Today, his dad Stuart Halliwell, 47, spoke to the Mail about the plight of his son and gushed with pride as to how the youngster is dealing with his ordeal.

He said: “When we got the news it knocked me for six, but now I’m just praying that everything works out.

“I’m amazed as a father how my son has coped and reacted with this. He’s dealt with it so maturely, not how you would imagine a 15-year-old to cope.

“This has made me realise what life is all about. You should never ever take anything for granted.”

He added: “Ethan has led just a normal, healthy life up until this, apart from having a benign tumour removed from his ear 12 months before he was diagnosed with the leukaemia.

“You just never think anything like this is going to happen to your child.”

Despite his condition, Ethan, from the Rift House area, is determined to keep up with his studies with a home tutor as he is too ill to attend school where the risk of infection is too great.

He also has his sights set on studying IT at Hartlepool College of Further Education when he leaves school later this year.

Stuart, a plant process operator from Rugby Street, Hartlepool, said: “English Martyrs School have been fantastic. The teachers have been to see him, and one teacher even came to see him in hospital.

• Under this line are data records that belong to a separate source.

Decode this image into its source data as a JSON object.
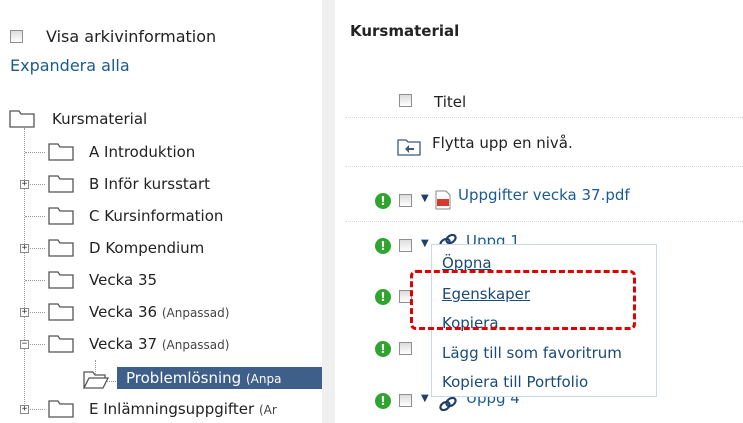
{
  "left": {
    "archive_checkbox_label": "Visa arkivinformation",
    "expand_all": "Expandera alla",
    "tree": {
      "root": "Kursmaterial",
      "items": [
        {
          "label": "A Introduktion",
          "sub": ""
        },
        {
          "label": "B Inför kursstart",
          "sub": ""
        },
        {
          "label": "C Kursinformation",
          "sub": ""
        },
        {
          "label": "D Kompendium",
          "sub": ""
        },
        {
          "label": "Vecka 35",
          "sub": ""
        },
        {
          "label": "Vecka 36",
          "sub": "(Anpassad)"
        },
        {
          "label": "Vecka 37",
          "sub": "(Anpassad)"
        },
        {
          "label": "Problemlösning",
          "sub": "(Anpa"
        },
        {
          "label": "E Inlämningsuppgifter",
          "sub": "(Ar"
        }
      ]
    }
  },
  "main": {
    "title": "Kursmaterial",
    "column_title": "Titel",
    "up_level": "Flytta upp en nivå.",
    "rows": [
      {
        "label": "Uppgifter vecka 37.pdf"
      },
      {
        "label": "Uppg 1"
      },
      {
        "label": ""
      },
      {
        "label": ""
      },
      {
        "label": "Uppg 4"
      }
    ],
    "excl_symbol": "!"
  },
  "context_menu": {
    "items": [
      "Öppna",
      "Egenskaper",
      "Kopiera",
      "Lägg till som favoritrum",
      "Kopiera till Portfolio"
    ]
  },
  "colors": {
    "selected_bg": "#3d5f8a",
    "highlight_dash": "#e00000",
    "excl_green": "#2fa52f",
    "link": "#1a5a92"
  }
}
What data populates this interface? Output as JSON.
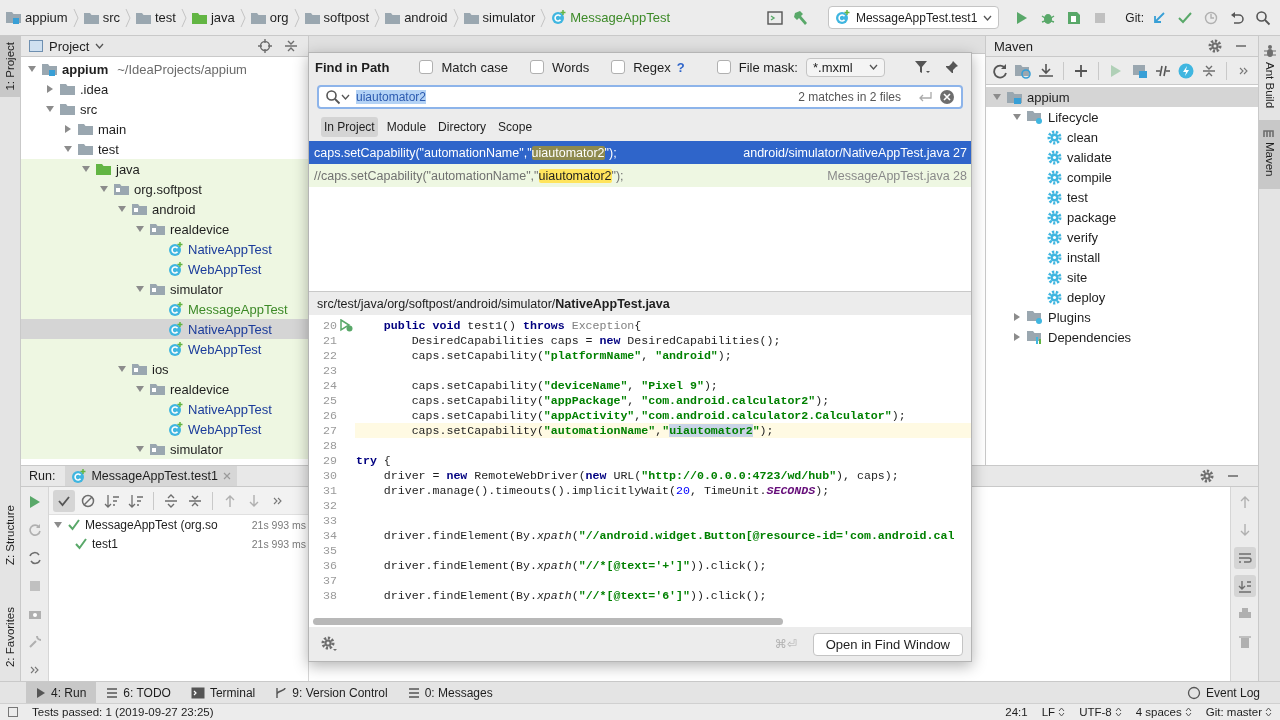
{
  "breadcrumbs": [
    {
      "label": "appium",
      "kind": "module",
      "added": false
    },
    {
      "label": "src",
      "kind": "folder",
      "added": false
    },
    {
      "label": "test",
      "kind": "folder",
      "added": false
    },
    {
      "label": "java",
      "kind": "test_folder",
      "added": false
    },
    {
      "label": "org",
      "kind": "folder",
      "added": false
    },
    {
      "label": "softpost",
      "kind": "folder",
      "added": false
    },
    {
      "label": "android",
      "kind": "folder",
      "added": false
    },
    {
      "label": "simulator",
      "kind": "folder",
      "added": false
    },
    {
      "label": "MessageAppTest",
      "kind": "class",
      "added": true
    }
  ],
  "run_config": "MessageAppTest.test1",
  "git_label": "Git:",
  "left_stripe": [
    {
      "label": "1: Project",
      "selected": true
    },
    {
      "label": "Z: Structure",
      "selected": false
    },
    {
      "label": "2: Favorites",
      "selected": false
    }
  ],
  "project_panel": {
    "title": "Project",
    "tree": [
      {
        "label": "appium",
        "note": "~/IdeaProjects/appium",
        "kind": "module",
        "expanded": true,
        "selected": false,
        "children": [
          {
            "label": ".idea",
            "kind": "folder",
            "expanded": false,
            "selected": false
          },
          {
            "label": "src",
            "kind": "folder",
            "expanded": true,
            "selected": false,
            "children": [
              {
                "label": "main",
                "kind": "folder",
                "expanded": false,
                "selected": false
              },
              {
                "label": "test",
                "kind": "folder",
                "expanded": true,
                "selected": false,
                "children": [
                  {
                    "label": "java",
                    "kind": "test_folder",
                    "expanded": true,
                    "selected": false,
                    "children": [
                      {
                        "label": "org.softpost",
                        "kind": "package",
                        "expanded": true,
                        "selected": false,
                        "children": [
                          {
                            "label": "android",
                            "kind": "package",
                            "expanded": true,
                            "selected": false,
                            "children": [
                              {
                                "label": "realdevice",
                                "kind": "package",
                                "expanded": true,
                                "selected": false,
                                "children": [
                                  {
                                    "label": "NativeAppTest",
                                    "kind": "class",
                                    "added": false,
                                    "selected": false
                                  },
                                  {
                                    "label": "WebAppTest",
                                    "kind": "class",
                                    "added": false,
                                    "selected": false
                                  }
                                ]
                              },
                              {
                                "label": "simulator",
                                "kind": "package",
                                "expanded": true,
                                "selected": false,
                                "children": [
                                  {
                                    "label": "MessageAppTest",
                                    "kind": "class",
                                    "added": true,
                                    "selected": false
                                  },
                                  {
                                    "label": "NativeAppTest",
                                    "kind": "class",
                                    "added": false,
                                    "selected": true
                                  },
                                  {
                                    "label": "WebAppTest",
                                    "kind": "class",
                                    "added": false,
                                    "selected": false
                                  }
                                ]
                              }
                            ]
                          },
                          {
                            "label": "ios",
                            "kind": "package",
                            "expanded": true,
                            "selected": false,
                            "children": [
                              {
                                "label": "realdevice",
                                "kind": "package",
                                "expanded": true,
                                "selected": false,
                                "children": [
                                  {
                                    "label": "NativeAppTest",
                                    "kind": "class",
                                    "added": false,
                                    "selected": false
                                  },
                                  {
                                    "label": "WebAppTest",
                                    "kind": "class",
                                    "added": false,
                                    "selected": false
                                  }
                                ]
                              },
                              {
                                "label": "simulator",
                                "kind": "package",
                                "expanded": true,
                                "selected": false
                              }
                            ]
                          }
                        ]
                      }
                    ]
                  }
                ]
              }
            ]
          }
        ]
      }
    ]
  },
  "maven_panel": {
    "title": "Maven",
    "tree": [
      {
        "label": "appium",
        "kind": "maven_module",
        "expanded": true,
        "selected": true,
        "children": [
          {
            "label": "Lifecycle",
            "kind": "lifecycle",
            "expanded": true,
            "selected": false,
            "children": [
              {
                "label": "clean",
                "kind": "goal",
                "selected": false
              },
              {
                "label": "validate",
                "kind": "goal",
                "selected": false
              },
              {
                "label": "compile",
                "kind": "goal",
                "selected": false
              },
              {
                "label": "test",
                "kind": "goal",
                "selected": false
              },
              {
                "label": "package",
                "kind": "goal",
                "selected": false
              },
              {
                "label": "verify",
                "kind": "goal",
                "selected": false
              },
              {
                "label": "install",
                "kind": "goal",
                "selected": false
              },
              {
                "label": "site",
                "kind": "goal",
                "selected": false
              },
              {
                "label": "deploy",
                "kind": "goal",
                "selected": false
              }
            ]
          },
          {
            "label": "Plugins",
            "kind": "lifecycle",
            "expanded": false,
            "selected": false
          },
          {
            "label": "Dependencies",
            "kind": "dependencies",
            "expanded": false,
            "selected": false
          }
        ]
      }
    ]
  },
  "right_stripe": [
    {
      "label": "Ant Build",
      "selected": false
    },
    {
      "label": "Maven",
      "selected": true
    }
  ],
  "run_panel": {
    "label": "Run:",
    "tab": "MessageAppTest.test1",
    "tree": [
      {
        "label": "MessageAppTest (org.so",
        "time": "21s 993 ms",
        "passed": true,
        "children": [
          {
            "label": "test1",
            "time": "21s 993 ms",
            "passed": true
          }
        ]
      }
    ]
  },
  "find_dialog": {
    "title": "Find in Path",
    "options": [
      {
        "label": "Match case",
        "checked": false
      },
      {
        "label": "Words",
        "checked": false
      },
      {
        "label": "Regex",
        "checked": false,
        "help": "?"
      },
      {
        "label": "File mask:",
        "checked": false
      }
    ],
    "file_mask": "*.mxml",
    "query": "uiautomator2",
    "match_count": "2 matches in 2 files",
    "scopes": [
      {
        "label": "In Project",
        "selected": true
      },
      {
        "label": "Module",
        "selected": false
      },
      {
        "label": "Directory",
        "selected": false
      },
      {
        "label": "Scope",
        "selected": false
      }
    ],
    "results": [
      {
        "selected": true,
        "segments": [
          {
            "kind": "plain",
            "text": "caps.setCapability(\"automationName\",\""
          },
          {
            "kind": "match",
            "text": "uiautomator2"
          },
          {
            "kind": "plain",
            "text": "\");"
          }
        ],
        "file": "android/simulator/NativeAppTest.java",
        "line": "27"
      },
      {
        "selected": false,
        "segments": [
          {
            "kind": "comment",
            "text": "//caps.setCapability(\"automationName\",\""
          },
          {
            "kind": "match",
            "text": "uiautomator2"
          },
          {
            "kind": "comment",
            "text": "\");"
          }
        ],
        "file": "MessageAppTest.java",
        "line": "28"
      }
    ],
    "preview_path": "src/test/java/org/softpost/android/simulator/**NativeAppTest.java**",
    "code": [
      {
        "number": "20",
        "run_gutter": true,
        "segments": [
          {
            "kind": "keyword",
            "text": "    public void"
          },
          {
            "kind": "plain",
            "text": " test1() "
          },
          {
            "kind": "keyword",
            "text": "throws"
          },
          {
            "kind": "muted",
            "text": " Exception"
          },
          {
            "kind": "plain",
            "text": "{"
          }
        ]
      },
      {
        "number": "21",
        "segments": [
          {
            "kind": "plain",
            "text": "        DesiredCapabilities caps = "
          },
          {
            "kind": "keyword",
            "text": "new"
          },
          {
            "kind": "plain",
            "text": " DesiredCapabilities();"
          }
        ]
      },
      {
        "number": "22",
        "segments": [
          {
            "kind": "plain",
            "text": "        caps.setCapability("
          },
          {
            "kind": "string",
            "text": "\"platformName\""
          },
          {
            "kind": "plain",
            "text": ", "
          },
          {
            "kind": "string",
            "text": "\"android\""
          },
          {
            "kind": "plain",
            "text": ");"
          }
        ]
      },
      {
        "number": "23"
      },
      {
        "number": "24",
        "segments": [
          {
            "kind": "plain",
            "text": "        caps.setCapability("
          },
          {
            "kind": "string",
            "text": "\"deviceName\""
          },
          {
            "kind": "plain",
            "text": ", "
          },
          {
            "kind": "string",
            "text": "\"Pixel 9\""
          },
          {
            "kind": "plain",
            "text": ");"
          }
        ]
      },
      {
        "number": "25",
        "segments": [
          {
            "kind": "plain",
            "text": "        caps.setCapability("
          },
          {
            "kind": "string",
            "text": "\"appPackage\""
          },
          {
            "kind": "plain",
            "text": ", "
          },
          {
            "kind": "string",
            "text": "\"com.android.calculator2\""
          },
          {
            "kind": "plain",
            "text": ");"
          }
        ]
      },
      {
        "number": "26",
        "segments": [
          {
            "kind": "plain",
            "text": "        caps.setCapability("
          },
          {
            "kind": "string",
            "text": "\"appActivity\""
          },
          {
            "kind": "plain",
            "text": ","
          },
          {
            "kind": "string",
            "text": "\"com.android.calculator2.Calculator\""
          },
          {
            "kind": "plain",
            "text": ");"
          }
        ]
      },
      {
        "number": "27",
        "current": true,
        "segments": [
          {
            "kind": "plain",
            "text": "        caps.setCapability("
          },
          {
            "kind": "string",
            "text": "\"automationName\""
          },
          {
            "kind": "plain",
            "text": ","
          },
          {
            "kind": "string",
            "text": "\""
          },
          {
            "kind": "match",
            "text": "uiautomator2"
          },
          {
            "kind": "string",
            "text": "\""
          },
          {
            "kind": "plain",
            "text": ");"
          }
        ]
      },
      {
        "number": "28"
      },
      {
        "number": "29",
        "segments": [
          {
            "kind": "keyword",
            "text": "try"
          },
          {
            "kind": "plain",
            "text": " {"
          }
        ]
      },
      {
        "number": "30",
        "segments": [
          {
            "kind": "plain",
            "text": "    driver = "
          },
          {
            "kind": "keyword",
            "text": "new"
          },
          {
            "kind": "plain",
            "text": " RemoteWebDriver("
          },
          {
            "kind": "keyword",
            "text": "new"
          },
          {
            "kind": "plain",
            "text": " URL("
          },
          {
            "kind": "string",
            "text": "\"http://0.0.0.0:4723/wd/hub\""
          },
          {
            "kind": "plain",
            "text": "), caps);"
          }
        ]
      },
      {
        "number": "31",
        "segments": [
          {
            "kind": "plain",
            "text": "    driver.manage().timeouts().implicitlyWait("
          },
          {
            "kind": "number",
            "text": "20"
          },
          {
            "kind": "plain",
            "text": ", TimeUnit."
          },
          {
            "kind": "constant",
            "text": "SECONDS"
          },
          {
            "kind": "plain",
            "text": ");"
          }
        ]
      },
      {
        "number": "32"
      },
      {
        "number": "33"
      },
      {
        "number": "34",
        "segments": [
          {
            "kind": "plain",
            "text": "    driver.findElement(By."
          },
          {
            "kind": "italic",
            "text": "xpath"
          },
          {
            "kind": "plain",
            "text": "("
          },
          {
            "kind": "string",
            "text": "\"//android.widget.Button[@resource-id='com.android.cal"
          }
        ]
      },
      {
        "number": "35"
      },
      {
        "number": "36",
        "segments": [
          {
            "kind": "plain",
            "text": "    driver.findElement(By."
          },
          {
            "kind": "italic",
            "text": "xpath"
          },
          {
            "kind": "plain",
            "text": "("
          },
          {
            "kind": "string",
            "text": "\"//*[@text='+']\""
          },
          {
            "kind": "plain",
            "text": ")).click();"
          }
        ]
      },
      {
        "number": "37"
      },
      {
        "number": "38",
        "segments": [
          {
            "kind": "plain",
            "text": "    driver.findElement(By."
          },
          {
            "kind": "italic",
            "text": "xpath"
          },
          {
            "kind": "plain",
            "text": "("
          },
          {
            "kind": "string",
            "text": "\"//*[@text='6']\""
          },
          {
            "kind": "plain",
            "text": ")).click();"
          }
        ]
      }
    ],
    "shortcut": "⌘⏎",
    "open_button": "Open in Find Window"
  },
  "tool_tabs": [
    {
      "label": "4: Run",
      "selected": true
    },
    {
      "label": "6: TODO",
      "selected": false
    },
    {
      "label": "Terminal",
      "selected": false
    },
    {
      "label": "9: Version Control",
      "selected": false
    },
    {
      "label": "0: Messages",
      "selected": false
    }
  ],
  "event_log": "Event Log",
  "status_bar": {
    "message": "Tests passed: 1 (2019-09-27 23:25)",
    "items": [
      {
        "label": "24:1",
        "switch": false
      },
      {
        "label": "LF",
        "switch": true
      },
      {
        "label": "UTF-8",
        "switch": true
      },
      {
        "label": "4 spaces",
        "switch": true
      },
      {
        "label": "Git: master",
        "switch": true
      }
    ]
  }
}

“The support from his friends has also been absolutely brilliant, because Ethan’s been a bit down that he can’t be with his friends at school participating. They’ve been to see him as well which is great.”

Instructors and members of the John Dawson Close Combat Arena, in George Street, Hartlepool – where Ethan is a member and his dad an instructor – have also rallied round in support and are carrying out a 10-mile run around Summerhill on Sunday, March 23, to raise money for the Newcastle Cancer Trust.

One of the organisers, Simon Craigs, 25, a dad-of-four, said: “Ethan is such a lovely lad and we were all gutted when we heard the news.

“We do a run for charity every year and this year Ethan suggested we do it to raise money for the Newcastle Cancer Trust.

“There’ll be about 20 of us doing it, adults doing 10 miles and the kids a shorter run, and we’d love as much support from people as possible.”